By Mike Allen
March 27, 2021 (Santee) -- Padre Dam Water District wants to keep everyone in the loop about its massive sewage reclamation project, especially the city where the project is located -- Santee.
At its March 24 virtual meeting, the Santee City Council approved a legal agreement to work collaboratively with the joint powers authority that is overseeing the nearly $700 million program called Advanced Water Purification.
Unlike so many other actions taken by the Santee Council, this one (called a memorandum of understanding or MOU), wasn’t required by the state Legislature in Sacramento. Instead, the idea was for the new oversight agency called the East County Advanced Water Purification Joint Powers Authority (JPA) to be proactive, providing the city with all the information about the project, and how it will unfold.
Alan Carlisle, Padre Dam Water District’s CEO, said even though state law gives JPAs special powers that exempt it from having to submit plans to cities, the new MOU will give Santee deep insight into all the aspects of the project, including full access to all plans and documents and the ability to weigh in on what the agency is doing.
“We wanted to enter an MOU to talk about the project. The MOU describes a way for the JPA to share plans and documents with the city. The city will provide review and comment on the plans, and will meet on a periodic basis,” Carlisle said. “There will be great communication between the city and the JPA on every aspect of this project.”
While Padre Dam is where the project is located and PDWD is the lead manager, the JPA consists of four agencies: PDWD, San Diego County, the city of El Cajon, the Helix Water District.
The reason for creating regional JPA is simple.

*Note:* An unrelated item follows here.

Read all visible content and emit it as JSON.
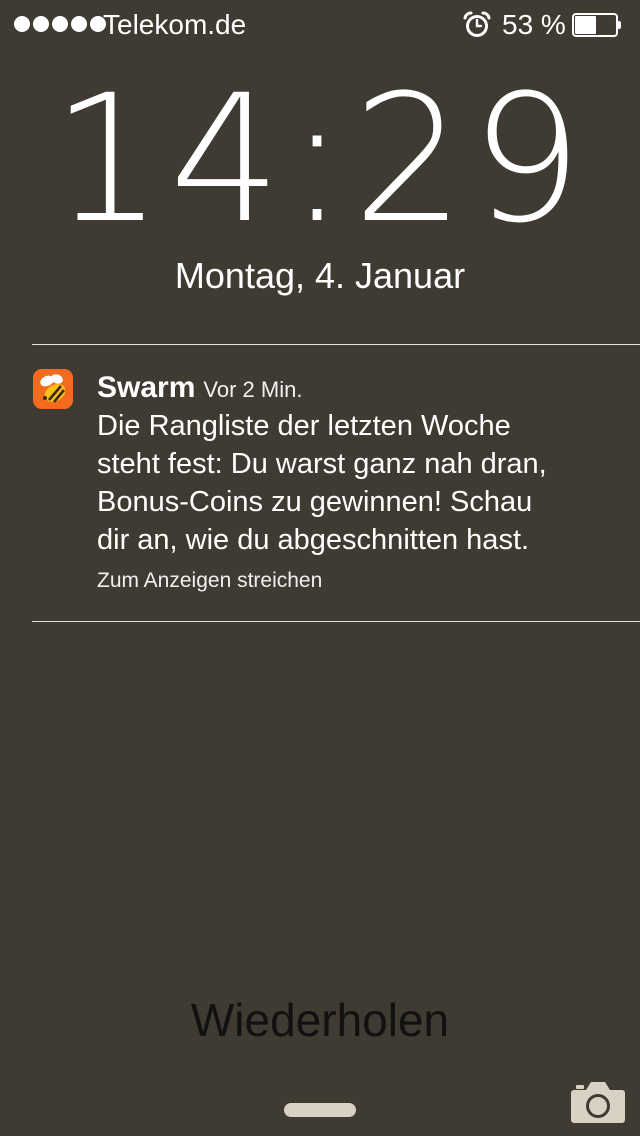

It costs a whole lot to build and run a sewage reclamation plant, and PDWD realized early on it needed partners, Carlisle said.

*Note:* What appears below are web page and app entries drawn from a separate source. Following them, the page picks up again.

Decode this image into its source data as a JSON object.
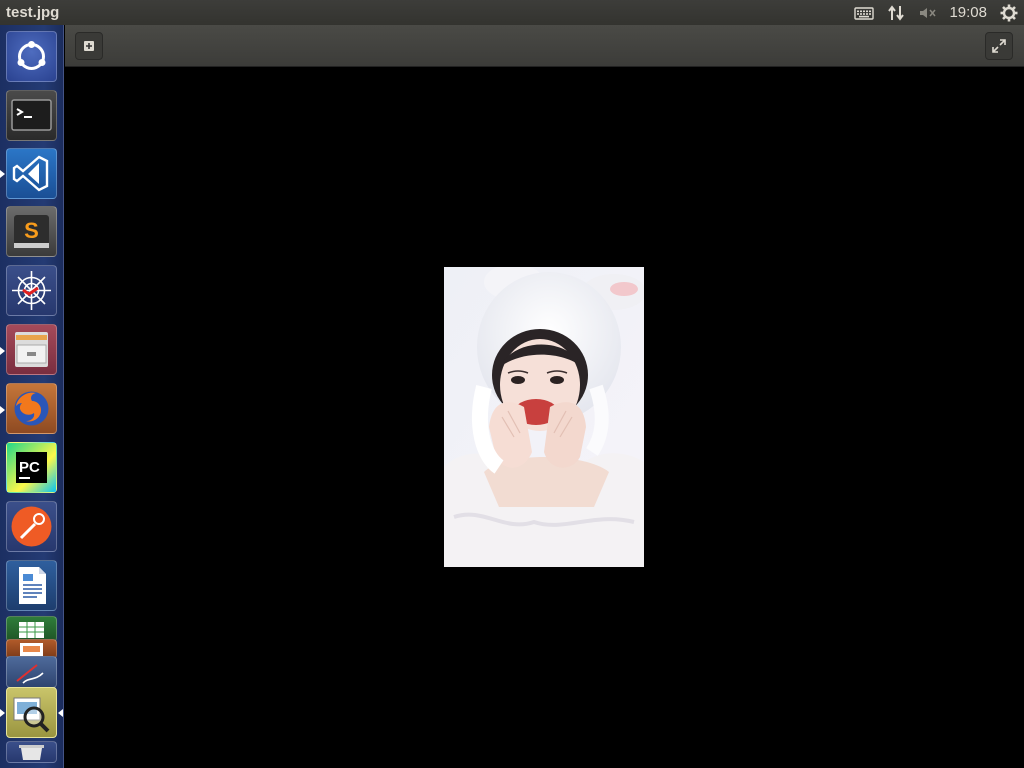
{
  "window": {
    "title": "test.jpg"
  },
  "panel": {
    "clock": "19:08",
    "indicators": [
      "keyboard-icon",
      "network-icon",
      "volume-muted-icon",
      "system-gear-icon"
    ]
  },
  "launcher": {
    "items": [
      {
        "name": "ubuntu-dash",
        "icon": "ubuntu-logo-icon",
        "running": false
      },
      {
        "name": "terminal",
        "icon": "terminal-icon",
        "running": false
      },
      {
        "name": "vscode",
        "icon": "vscode-icon",
        "running": true
      },
      {
        "name": "sublime-text",
        "icon": "sublime-icon",
        "running": false
      },
      {
        "name": "network-tool",
        "icon": "spiderweb-icon",
        "running": false
      },
      {
        "name": "file-manager",
        "icon": "file-cabinet-icon",
        "running": true
      },
      {
        "name": "firefox",
        "icon": "firefox-icon",
        "running": true
      },
      {
        "name": "pycharm",
        "icon": "pycharm-icon",
        "running": false
      },
      {
        "name": "postman",
        "icon": "postman-icon",
        "running": false
      },
      {
        "name": "libreoffice-writer",
        "icon": "writer-icon",
        "running": false
      },
      {
        "name": "libreoffice-calc",
        "icon": "calc-icon",
        "running": false
      },
      {
        "name": "libreoffice-impress",
        "icon": "impress-icon",
        "running": false
      },
      {
        "name": "draw-app",
        "icon": "draw-icon",
        "running": false
      },
      {
        "name": "image-viewer",
        "icon": "image-viewer-icon",
        "running": true
      },
      {
        "name": "trash",
        "icon": "trash-icon",
        "running": false
      }
    ]
  },
  "toolbar": {
    "left_icon": "add-icon",
    "right_icon": "fullscreen-icon"
  },
  "photo": {
    "subject": "photo-portrait-icon"
  }
}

He gave a rough estimate for the project at “north of $600 million.” In earlier reports, the agency revealed the total estimate, including design and engineering costs, to be at least $660 million.
The Advanced Water Purification project got going in 2014 and is similar to several other water reclamation projects in the state, including one being built by the city of San Diego called Pure Water.
The concept is simple but difficult for many to accept: Instead of dispensing of all our sewage into the Pacific Ocean as now done, send the effluent into a series of extensive treatment stages including reverse osmosis and advanced oxidation so that it is transformed to near-distilled quality.
Under the final stage of AWP treatment, the drinkable water will be pumped to Lake Jennings, where it will blend in with that natural water and undergo one more treatment cycle before being distributed to the various agencies and their customers.
All this is taking place because nearly all the water in Southern California comes from the Colorado River, a dwindling resource that has only steadily increased in cost in recent years. Creating a new water source will ensure the region has a sustainable water supply, and provide up to 30 percent of the area’s needs, according to the plan.
In fact, when the project is expected to be completed in 2026, it will treat about 16 million gallons daily, and have the capacity to expand to treat 18 million gallons daily (MGD). Because Californians have been aggressively conserving their water intake in recent years, this volume should be more than sufficient to handle the region’s needs even with an expected population surge, Carlisle said.
“We just don’t think we’re going to need the18 (MGD), I think 16 is going to do us for a very long time,” he said.
Mayor John Minto lauded PDWD and the foresight the district has demonstrated in its quest for water reliability. “With this project, plus all the conservation (residents are doing) we’re planning for the future, and not just 2026, but way out into the future, making sure we have a volume of sustainable water for our region.”
Carlisle noted the JPA has obtained $131 million in various grants and other incentives, as well as $101 million in low interest (about 2 percent) loans to pay for the AWP. He said next month the JPA will announce another $500 million in federal and state loans, also at interest rates well below market.
PDWD spokeswoman Melissa McChesney would not say whether the AWP program would increase bills for PDWD customers, who have been paying some of the highest rates in the nation for years.
McChesney said the program “is expected to be cost competitive with imported water and will also help control wastewater costs locally.”
She added that initial results of a staff analysis show that the project is a smart investment. “Staff and the elected officials of each partner agency continue to proactively consider and analyze this information and continue to work hard to ensure the project is a cost-effective water supply option,” she said in an email.
Earlier this month, PDWD announced it will use a $1.15 million rebate it received from the County Water Authority for a reduction or elimination of an anticipated water rate increase next year. The district was unable to say whether the rebate would cover the entire anticipated increase in water costs next year, but should cover most of it.
The rebate was the result of about a decade of litigation between CWA and Los Angeles-based Metropolitan Water District over water charges to MWD’s 24 member agencies.